Nice Event for a Nasty Man
Scrumptious Gordon House Event for Scandalous Architect Frank Lloyd Wright, 8/02/09
My wife and I went to the Eat at Frank Lloyd Wright’s event in Silverton yesterday. I wrote about the Gordon House on July 17. We had an excellent time and enjoyed the great food. There was a friendly crowd of attendees and cheerful volunteers supported by sponsors and led by a management committee that made for a well run event. The weather was near perfect and the locale was ideal.
A bit disappointing was the Gordon House itself. It was open for a self guided tour and there were helpful docents to answer questions and add background info. The house itself is modest, designed in the 1930’s for middle-income families.
It does have many nice features, floor to ceiling windows and doors, and certainly carries the Frank Lloyd Wright imprint. However, the bedrooms were very small with claustrophobicly low ceilings, while the tiny kitchen has a two story high ceiling of unusable space.
I came to realize that when you live in a Wright designed home you may have to sacrifice comfort and functionality for his uncompromising creative vision. The signature flat roofs which look good from the outside obstruct views from the inside.
There were posters, books and documents on FLW there that talked about his architecture and life. There have been many books and articles written on FLW and an interesting Ken Burns video on his work and life.

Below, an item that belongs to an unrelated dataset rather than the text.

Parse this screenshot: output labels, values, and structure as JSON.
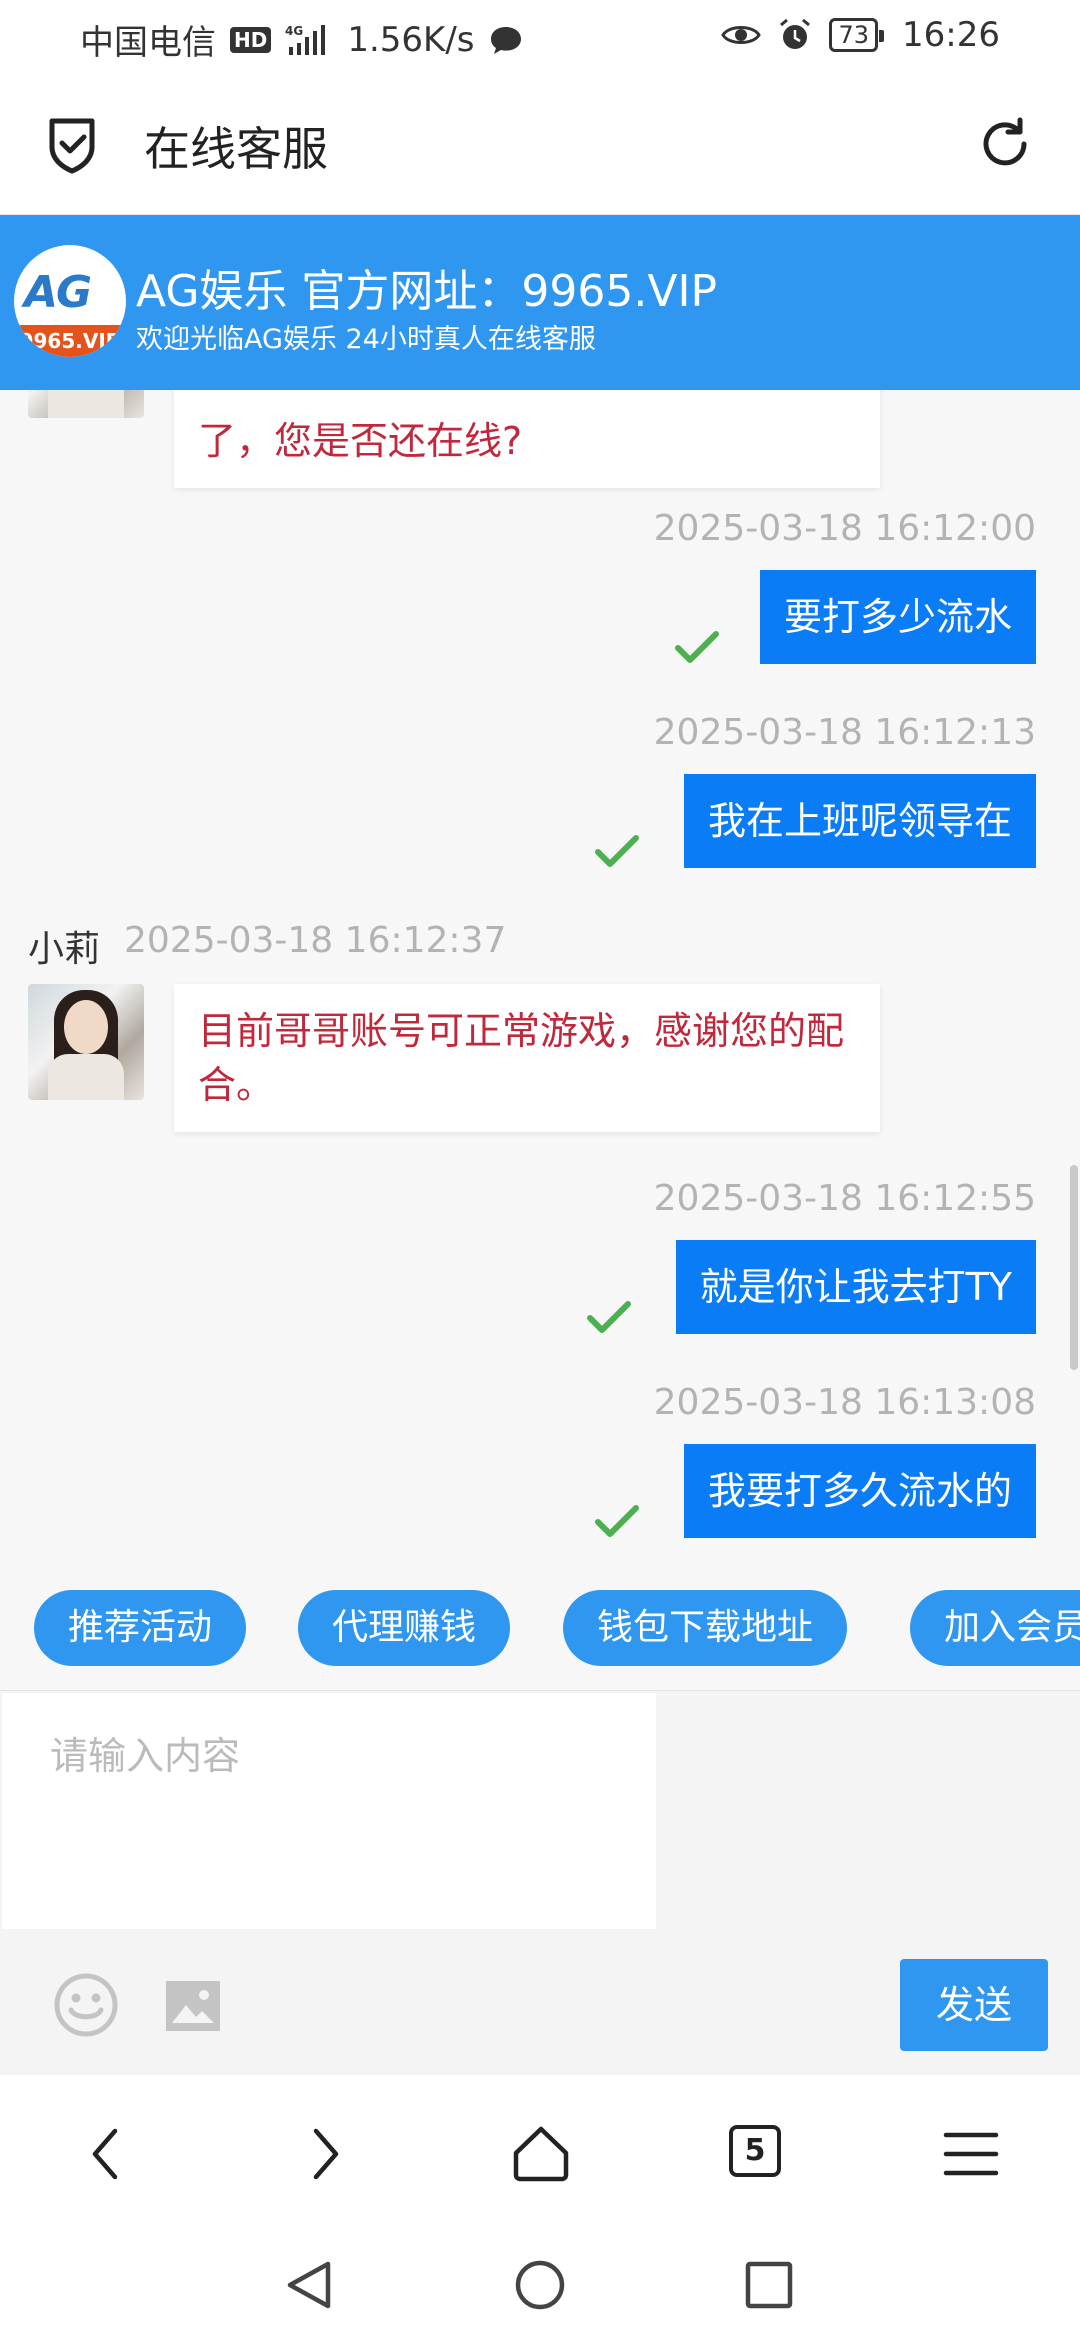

While we can respect Wright’s genius and innovation in architecture. The Wright way was predominately self-centered. His motivation and the way he treated his family, his nation and his clients were strictly for his satisfaction.
A good example of the Wright attitude comes from John Huston, the talented film writer and director. Huston was also a gifted painter and had designed his own home. Wright had heard about the house while in L.A. and asked if he could come see it. Huston was delighted and trepidatious about a visit from the famous architect, with good cause.

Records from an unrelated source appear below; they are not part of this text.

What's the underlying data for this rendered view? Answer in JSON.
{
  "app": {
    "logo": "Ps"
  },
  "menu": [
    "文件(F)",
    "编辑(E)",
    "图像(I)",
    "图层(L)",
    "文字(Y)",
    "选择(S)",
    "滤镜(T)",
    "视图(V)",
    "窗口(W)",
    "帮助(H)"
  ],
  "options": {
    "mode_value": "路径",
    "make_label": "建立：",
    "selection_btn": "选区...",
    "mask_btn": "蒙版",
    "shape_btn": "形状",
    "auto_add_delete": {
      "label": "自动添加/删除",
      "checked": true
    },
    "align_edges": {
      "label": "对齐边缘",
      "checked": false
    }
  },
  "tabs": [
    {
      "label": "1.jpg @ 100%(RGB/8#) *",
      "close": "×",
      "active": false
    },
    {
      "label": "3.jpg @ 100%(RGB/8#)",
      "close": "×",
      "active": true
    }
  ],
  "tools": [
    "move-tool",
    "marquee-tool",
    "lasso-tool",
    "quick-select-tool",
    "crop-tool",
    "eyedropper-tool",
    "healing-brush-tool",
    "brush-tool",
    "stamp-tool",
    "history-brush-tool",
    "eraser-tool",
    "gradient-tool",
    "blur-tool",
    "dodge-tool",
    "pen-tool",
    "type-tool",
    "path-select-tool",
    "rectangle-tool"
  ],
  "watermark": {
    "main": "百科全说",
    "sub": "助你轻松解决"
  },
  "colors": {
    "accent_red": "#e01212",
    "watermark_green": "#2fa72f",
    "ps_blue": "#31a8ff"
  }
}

Shortly after walking in Huston’s home, Wright proclaimed disapprovingly. “I don’t like high ceilings. I like the sense of shelter that a low ceiling gives. Why do you like high ceilings, Mr. Huston?”
“I’m tall,” The 6’2″ director explained . “Low ceilings are uncongenial to someone of my height. You never feel you can stand upright. I like the sense of space and freedom that a high ceiling gives.”

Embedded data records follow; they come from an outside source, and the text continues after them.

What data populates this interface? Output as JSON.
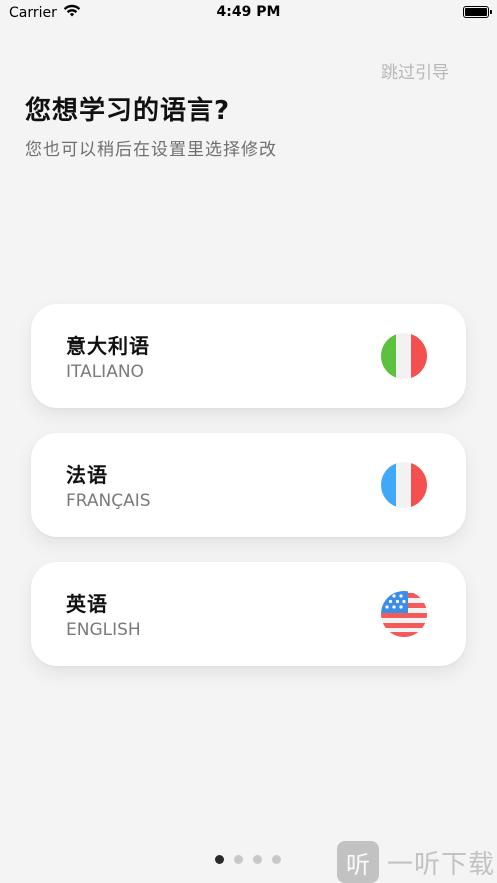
{
  "status_bar": {
    "carrier": "Carrier",
    "time": "4:49 PM",
    "battery_level": 1.0
  },
  "header": {
    "skip_label": "跳过引导",
    "title": "您想学习的语言?",
    "subtitle": "您也可以稍后在设置里选择修改"
  },
  "languages": [
    {
      "name": "意大利语",
      "native": "ITALIANO",
      "flag": "italy-flag-icon"
    },
    {
      "name": "法语",
      "native": "FRANÇAIS",
      "flag": "france-flag-icon"
    },
    {
      "name": "英语",
      "native": "ENGLISH",
      "flag": "usa-flag-icon"
    }
  ],
  "pagination": {
    "total": 4,
    "current": 1
  },
  "watermark": {
    "icon_glyph": "听",
    "text": "一听下载"
  },
  "colors": {
    "background": "#f4f4f4",
    "italy_green": "#5cc13f",
    "italy_red": "#f55050",
    "france_blue": "#40a9f7",
    "france_red": "#f55050",
    "usa_red": "#f55a5a",
    "usa_blue": "#3a8ee8"
  }
}
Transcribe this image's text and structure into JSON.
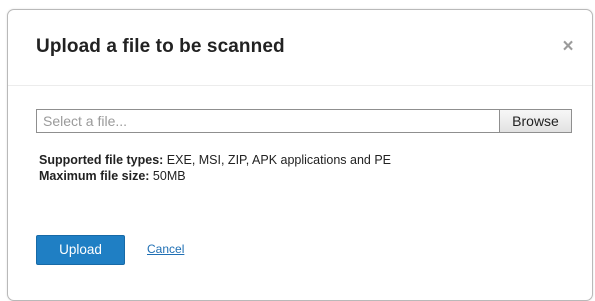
{
  "dialog": {
    "title": "Upload a file to be scanned",
    "close_glyph": "×",
    "close_icon": "close-icon"
  },
  "file_picker": {
    "placeholder": "Select a file...",
    "value": "",
    "browse_label": "Browse"
  },
  "info": {
    "types_label": "Supported file types:",
    "types_value": " EXE, MSI, ZIP, APK applications and PE",
    "size_label": "Maximum file size:",
    "size_value": " 50MB"
  },
  "actions": {
    "upload_label": "Upload",
    "cancel_label": "Cancel"
  },
  "colors": {
    "primary": "#1f7fc4",
    "link": "#1f6fb4",
    "close_icon": "#9b9b9b"
  }
}
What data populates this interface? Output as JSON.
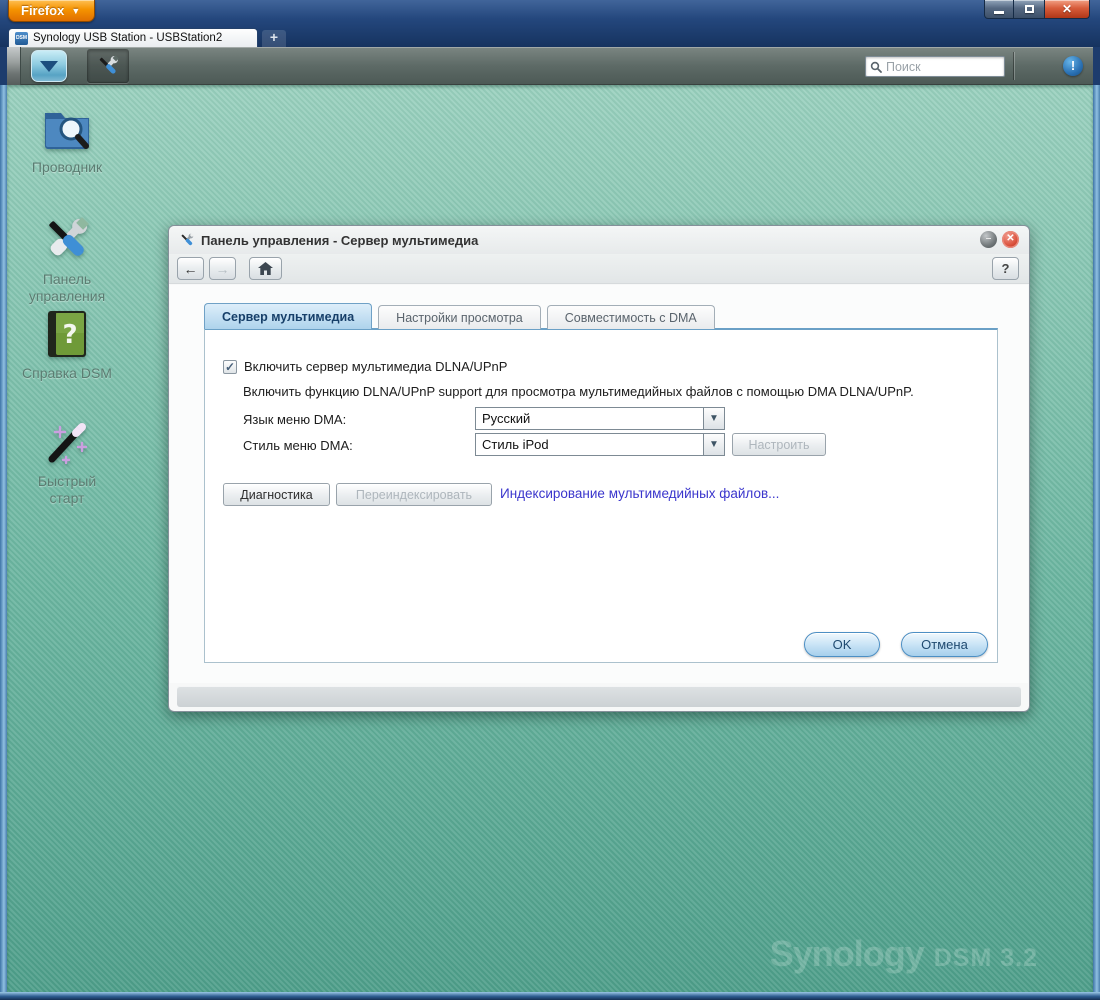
{
  "window": {
    "firefox_button": "Firefox",
    "tab_title": "Synology USB Station - USBStation2",
    "favicon_text": "DSM",
    "close_glyph": "✕",
    "newtab_glyph": "+"
  },
  "taskbar": {
    "search_placeholder": "Поиск",
    "notification_glyph": "!"
  },
  "desktop": {
    "icons": [
      {
        "label": "Проводник"
      },
      {
        "label": "Панель управления"
      },
      {
        "label": "Справка DSM"
      },
      {
        "label": "Быстрый старт"
      }
    ],
    "watermark_brand": "Synology",
    "watermark_version": "DSM 3.2"
  },
  "dialog": {
    "title": "Панель управления - Сервер мультимедиа",
    "minimize_glyph": "–",
    "close_glyph": "✕",
    "back_glyph": "←",
    "forward_glyph": "→",
    "help_glyph": "?",
    "tabs": [
      {
        "label": "Сервер мультимедиа",
        "active": true
      },
      {
        "label": "Настройки просмотра",
        "active": false
      },
      {
        "label": "Совместимость с DMA",
        "active": false
      }
    ],
    "enable_checkbox": {
      "checked": true,
      "check_glyph": "✓",
      "label": "Включить сервер мультимедиа DLNA/UPnP"
    },
    "description": "Включить функцию DLNA/UPnP support для просмотра мультимедийных файлов с помощью DMA DLNA/UPnP.",
    "language": {
      "label": "Язык меню DMA:",
      "value": "Русский",
      "chevron_glyph": "▼"
    },
    "style": {
      "label": "Стиль меню DMA:",
      "value": "Стиль iPod",
      "chevron_glyph": "▼"
    },
    "configure_button": {
      "label": "Настроить",
      "enabled": false
    },
    "diagnose_button": {
      "label": "Диагностика",
      "enabled": true
    },
    "reindex_button": {
      "label": "Переиндексировать",
      "enabled": false
    },
    "indexing_status": "Индексирование мультимедийных файлов...",
    "ok_button": "OK",
    "cancel_button": "Отмена"
  },
  "colors": {
    "desktop_teal": "#6cb6a1",
    "titlebar_navy": "#1d3c6d",
    "firefox_orange": "#f59300",
    "active_tab_blue": "#aed3ec",
    "panel_border_blue": "#6aa0c6",
    "link_blue": "#3a35cc",
    "pill_button_blue": "#a6cfec",
    "close_red": "#d94f3a"
  }
}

“Anyone over five-ten is a weed,” Wright responded. Source “An Open Book” 1980, page 73. Huston autobiography.
As stunning and artful as the FLW designed buildings are I think they are long on genius but short on heart. That may not be so bad for a commercial building like the Johnson Wax Headquarters or a museum like the Solomon R. Guggenheim Museum. But for a small home like the Gordon House I don’t think it works.
None the less, the house is well worth a visit and the “A Taste of Wright” event was wonderful. My only suggestions for improvement would be a more expansive selection of food and better forks. It’s frustrating to be jabbing at a succulent piece of sizzling lamb and not being able to spear it with the cheapo plastic fork.
Visit the informative web site Gordon House and learn more about the house and the man. See what an innovative job your Willamette Valley neighbors are doing in saving and presenting a unique architecture treasure.
The Gordon House designed by Frank Lloyd Wright is the only building in Oregon designed by Frank Lloyd Wright and is the only Wright building in the Pacific Northwest open to the public.
“It is listed on the National Register of Historic Places. The Gordon House Conservancy encourages renters to recognize the effort and expenditure that has been undertaken to preserve and continue the restoration of the house while making it available for enjoyment by the public.”
“When the house was saved from demolition in the winter of 2001, and The Oregon Garden in Silverton selected as its new site, the house was moved in sections from Wilsonville, Oregon, in record time by March 11, 2001.
The Oregon Garden is a showcase for the integration of facilities with surroundings, a concept advocated by Frank Lloyd Wright. The wetlands are an environmental model that uses Silverton’s treated wastewater as The Garden’s irrigation source and, in turn, serves as a haven for plants and wildlife.
The Gordon House, built in 1963 for Evelyn and Conrad Gordon, is a prime example of Wright’s “Usonian” architecture which he began designing in the 1930’s. In 1938, Life magazine commissioned Frank Lloyd Wright and several other leading architects to design “Eight Houses for Modern Living.” The homes were featured in the September 26, 1938, issue.
Wright described his home, designed for middle-income families, as a Little Private Club. “Space,” he said, “is characteristic of this free pattern for a freer life than you could possibly live in the conventional house.” Wright called its style “Usonian,” his word for “United States of North America.” These houses were designed with simpler, more economical construction costs, frequently combining living and dining rooms into one area.”